In another matter that has been discussed in the previous two meetings, Village Manager Scott Buffkin gave an update on positive developments involving safety concerns over students parking across the street from West Forsyth High School and crossing four lanes of traffic on Lewisville-Clemmons Road. Much of that has been the result of students parking this year at Friends Baptist Church, which is on the opposite side of the street from the school.

Buffkin said that he and councilwoman Lofland were part of a well-attended “very productive” meeting last Tuesday at Friends Baptist that included school officials, church officials, public safety officers and a number of parents.

River Oaks Community Church, which is on the same side of the street as the high school and allowed parking in its lot previously but discontinued it this year because of a number of incidents and safety concerns, agreed to allow students to park on its campus again.
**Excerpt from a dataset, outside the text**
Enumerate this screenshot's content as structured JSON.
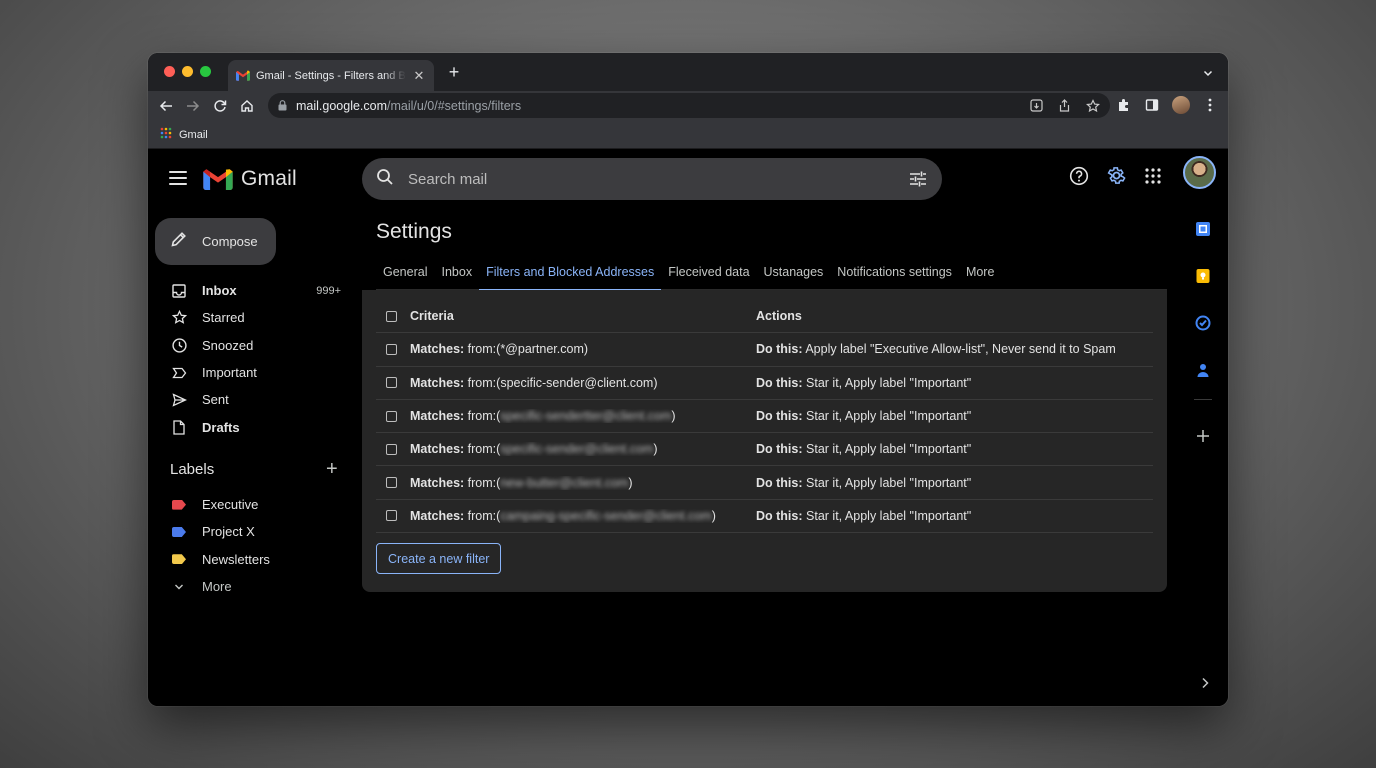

Buffkin said that the church is setting up a permit program where students will have assigned spaces and that Clemmons policing officers have agreed to circle through the lot periodically.

“I think the most important thing that came out of the entire meeting was the directive to the students, who are parking at Friends Baptist Church while River Oaks works through their process, stressing the importance of staying on the west side of Lewisville-Clemmons Road until they get down to either where the crossing guard is or continuing north to the signalized intersection and crossing with the light as it permits,” Buffkin said. “Sgt. (Brian) Gieger said that the students have been observed actually following that directive, so for the first week it seems we have addressed the issue and made some amount of success in keeping the students safe.”

In other business, the council:

• Received an update from planner Megan Ledbetter regarding the Market Street Drive project on meeting with Davie Construction and scheduling a construction date for Phase IA with property owners of Village Square and Verizon for the first of June, and receiving final construction documents for the roadway design for Phase II and submitting those to Hubbard Realty and the property owner of Wells Fargo.

• Approved a contract with Carolina Video Security Inc. for $1,994 for a camera, related equipment, installation and project management to provide livestreaming for Clemmons Village Council meetings.

• Decided again to not move forward with any painting for the water tower in Clemmons.

• Accepted the resignation from Casey Matuszak from the Planning Board. He is moving to the Raleigh area to be closer to family.

• Heard from Shannon Ford in the marketing/communications report regarding a couple of upcoming events – Family Fishing Fun on Saturday, March 23, from 10 a.m. to noon at River Oaks Community Church and Operation Medicine Drop on Monday, March 25, from 10 a.m. to 1 p.m. at the Clemmons Fire Department (James Street location).